Pediatricians favour use of IPV, OPV vaccines for Polio Free status
Pediatricians across India have favoured the protective efficacy of sequential administration of Injectable Polio Vaccine (IPV) and Oral Polio Vaccine (OPV) to achieve the status of Polio Free India in 2014.
Talking to reporters here this afternoon, Dr Deepak Shivpuri, Senior Consultant and Head Of Department, Pediatrics and Neonatology, Fortis Escorts Hospital, Jaipur, said, "India, having gone more than one year without reporting any case of wild poliovirus, has officially been struck off the list of polio-endemic countries by the World Health Organization (WHO) since February this year." This is considered one of India's greatest public health, Dr Shivpuri said adding India had not reported a single case of polio since 2011 and will need to maintain this record until 2014 to be granted Polio-Free status.

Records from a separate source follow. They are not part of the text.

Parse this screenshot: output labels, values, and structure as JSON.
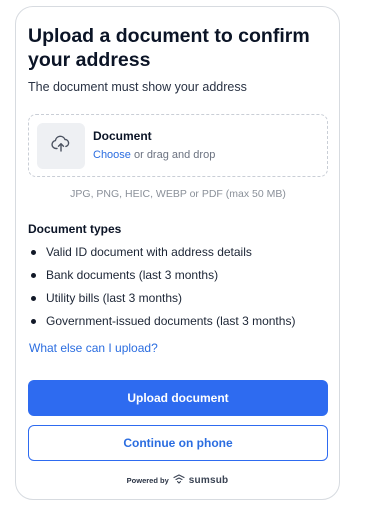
{
  "title": "Upload a document to confirm your address",
  "subtitle": "The document must show your address",
  "dropzone": {
    "label": "Document",
    "choose": "Choose",
    "hint_rest": " or drag and drop",
    "icon": "cloud-upload-icon"
  },
  "formats": "JPG, PNG, HEIC, WEBP or PDF (max 50 MB)",
  "document_types": {
    "heading": "Document types",
    "items": [
      "Valid ID document with address details",
      "Bank documents (last 3 months)",
      "Utility bills (last 3 months)",
      "Government-issued documents (last 3 months)"
    ]
  },
  "what_else_link": "What else can I upload?",
  "buttons": {
    "upload": "Upload document",
    "phone": "Continue on phone"
  },
  "footer": {
    "powered_by": "Powered by",
    "brand": "sumsub",
    "brand_icon": "sumsub-logo-icon"
  },
  "colors": {
    "accent": "#2e6bf0",
    "link": "#2b6de0"
  }
}
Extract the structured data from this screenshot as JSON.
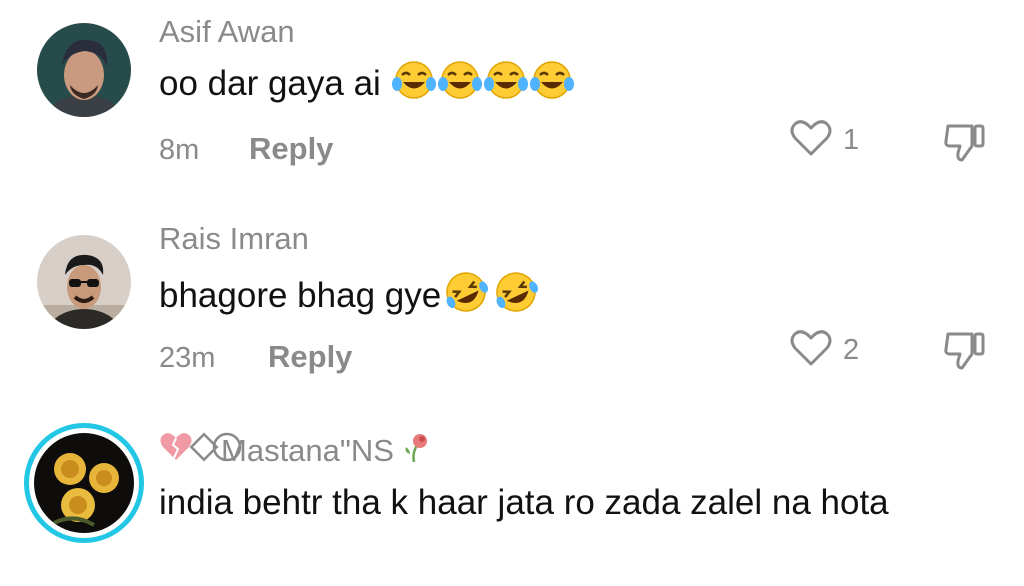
{
  "comments": [
    {
      "username": "Asif Awan",
      "text": "oo dar gaya ai",
      "emojis": [
        "tears-of-joy",
        "tears-of-joy",
        "tears-of-joy",
        "tears-of-joy"
      ],
      "time": "8m",
      "reply_label": "Reply",
      "likes": "1",
      "avatar_colors": {
        "bg": "#274a4a",
        "face": "#c99a7f",
        "hair": "#2a2d3b"
      }
    },
    {
      "username": "Rais Imran",
      "text": "bhagore bhag gye",
      "emojis": [
        "rolling-laughing",
        "rolling-laughing"
      ],
      "time": "23m",
      "reply_label": "Reply",
      "likes": "2",
      "avatar_colors": {
        "bg": "#d7cfc7",
        "face": "#c89a7a",
        "hair": "#1a1a1a"
      }
    },
    {
      "username": "Mastana\"NS",
      "text": "india behtr tha k haar jata ro zada zalel na hota",
      "avatar_colors": {
        "ring": "#22c7e6",
        "bg": "#0e0d0b",
        "rose": "#e6b53a"
      }
    }
  ],
  "icons": {
    "like": "heart-outline-icon",
    "dislike": "thumbs-down-outline-icon"
  },
  "colors": {
    "secondary_text": "#8a8a8a",
    "primary_text": "#111111",
    "story_ring": "#22c7e6"
  }
}
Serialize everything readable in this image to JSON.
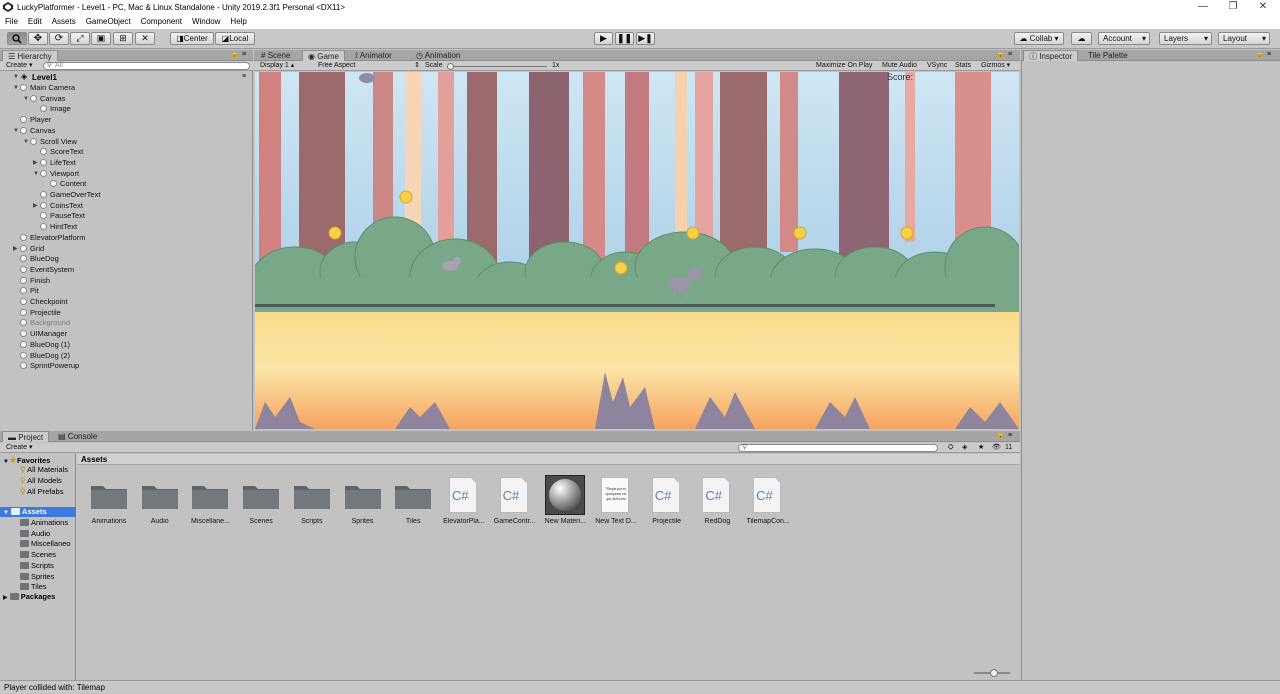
{
  "window": {
    "title": "LuckyPlatformer - Level1 - PC, Mac & Linux Standalone - Unity 2019.2.3f1 Personal <DX11>",
    "minimize": "—",
    "maximize": "❐",
    "close": "✕"
  },
  "menu": [
    "File",
    "Edit",
    "Assets",
    "GameObject",
    "Component",
    "Window",
    "Help"
  ],
  "toolbar": {
    "pivot": "Center",
    "space": "Local",
    "collab": "Collab ▾",
    "account": "Account",
    "layers": "Layers",
    "layout": "Layout"
  },
  "hierarchy": {
    "tab": "Hierarchy",
    "create": "Create ▾",
    "search_placeholder": "All",
    "scene": "Level1",
    "items": [
      {
        "label": "Main Camera",
        "dim": false
      },
      {
        "label": "Canvas",
        "dim": false
      },
      {
        "label": "Image",
        "dim": false
      },
      {
        "label": "Player",
        "dim": false
      },
      {
        "label": "Canvas",
        "dim": false
      },
      {
        "label": "Scroll View",
        "dim": false
      },
      {
        "label": "ScoreText",
        "dim": false
      },
      {
        "label": "LifeText",
        "dim": false
      },
      {
        "label": "Viewport",
        "dim": false
      },
      {
        "label": "Content",
        "dim": false
      },
      {
        "label": "GameOverText",
        "dim": false
      },
      {
        "label": "CoinsText",
        "dim": false
      },
      {
        "label": "PauseText",
        "dim": false
      },
      {
        "label": "HintText",
        "dim": false
      },
      {
        "label": "ElevatorPlatform",
        "dim": false
      },
      {
        "label": "Grid",
        "dim": false
      },
      {
        "label": "BlueDog",
        "dim": false
      },
      {
        "label": "EventSystem",
        "dim": false
      },
      {
        "label": "Finish",
        "dim": false
      },
      {
        "label": "Pit",
        "dim": false
      },
      {
        "label": "Checkpoint",
        "dim": false
      },
      {
        "label": "Projectile",
        "dim": false
      },
      {
        "label": "Background",
        "dim": true
      },
      {
        "label": "UIManager",
        "dim": false
      },
      {
        "label": "BlueDog (1)",
        "dim": false
      },
      {
        "label": "BlueDog (2)",
        "dim": false
      },
      {
        "label": "SprintPowerup",
        "dim": false
      }
    ]
  },
  "center_tabs": [
    "Scene",
    "Game",
    "Animator",
    "Animation"
  ],
  "game_bar": {
    "display": "Display 1",
    "aspect": "Free Aspect",
    "scale_label": "Scale",
    "scale_value": "1x",
    "maximize": "Maximize On Play",
    "mute": "Mute Audio",
    "vsync": "VSync",
    "stats": "Stats",
    "gizmos": "Gizmos ▾"
  },
  "game": {
    "score_label": "Score:"
  },
  "right_tabs": [
    "Inspector",
    "Tile Palette"
  ],
  "project": {
    "tabs": [
      "Project",
      "Console"
    ],
    "create": "Create ▾",
    "hidden_count": "11",
    "favorites": "Favorites",
    "favorite_items": [
      "All Materials",
      "All Models",
      "All Prefabs"
    ],
    "assets_root": "Assets",
    "asset_folders": [
      "Animations",
      "Audio",
      "Miscellaneo",
      "Scenes",
      "Scripts",
      "Sprites",
      "Tiles"
    ],
    "packages": "Packages",
    "breadcrumb": "Assets",
    "items": [
      {
        "label": "Animations",
        "kind": "folder"
      },
      {
        "label": "Audio",
        "kind": "folder"
      },
      {
        "label": "Miscellane...",
        "kind": "folder"
      },
      {
        "label": "Scenes",
        "kind": "folder"
      },
      {
        "label": "Scripts",
        "kind": "folder"
      },
      {
        "label": "Sprites",
        "kind": "folder"
      },
      {
        "label": "Tiles",
        "kind": "folder"
      },
      {
        "label": "ElevatorPla...",
        "kind": "script"
      },
      {
        "label": "GameContr...",
        "kind": "script"
      },
      {
        "label": "New Materi...",
        "kind": "material"
      },
      {
        "label": "New Text D...",
        "kind": "text"
      },
      {
        "label": "Projectile",
        "kind": "script"
      },
      {
        "label": "RedDog",
        "kind": "script"
      },
      {
        "label": "TilemapCon...",
        "kind": "script"
      }
    ],
    "script_glyph": "C#",
    "text_doc_glyph": "Neque porro quisquam est qui dolorem"
  },
  "status": "Player collided with: Tilemap"
}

A country needs to have reported no cases of Polio for at least three years before the World Health Organization (WHO) can grant it Polio-Free status. Barring India, Pakistan, Afghanistan and Nigeria, all other countries around the world are Polio-Free.
He said, "Polio is a communicable disease caused by the Polio virus that attacks nerve cells of the brain and spinal cord and infants, develop neurological complications, likes stiffness of the neck and back, weak muscles, pain in the joints, and paralysis of one or more limbs or respiratory muscles." "There are three prevalent forms of poliovirus that is type 1 (PV1), type 2 (PV2) and type 3 (PV3). Oral Polio Vaccine (OPV) which uses the live attenuated polio virus has been used in polio eradication efforts since the beginning of the programme and has successfully led to the elimination of the virus from the country but carries the risk of Vaccine-Associated Paralytic Polio (VAPP) and Vaccine-Derived Polio Virus (VDPV) which is unacceptable in the current scenario." He elaborated saying the sequential usage of an IPV and OPV schedule did offer double protection as IPV did not contain a 'live' virus thus eliminating the risk of VAPP.
"Public health experts also estimate 100-180 children in India develop VAPP each year, a rare but serious side effect of the OPV they had received to protect them from the wild poliovirus," he pointed out.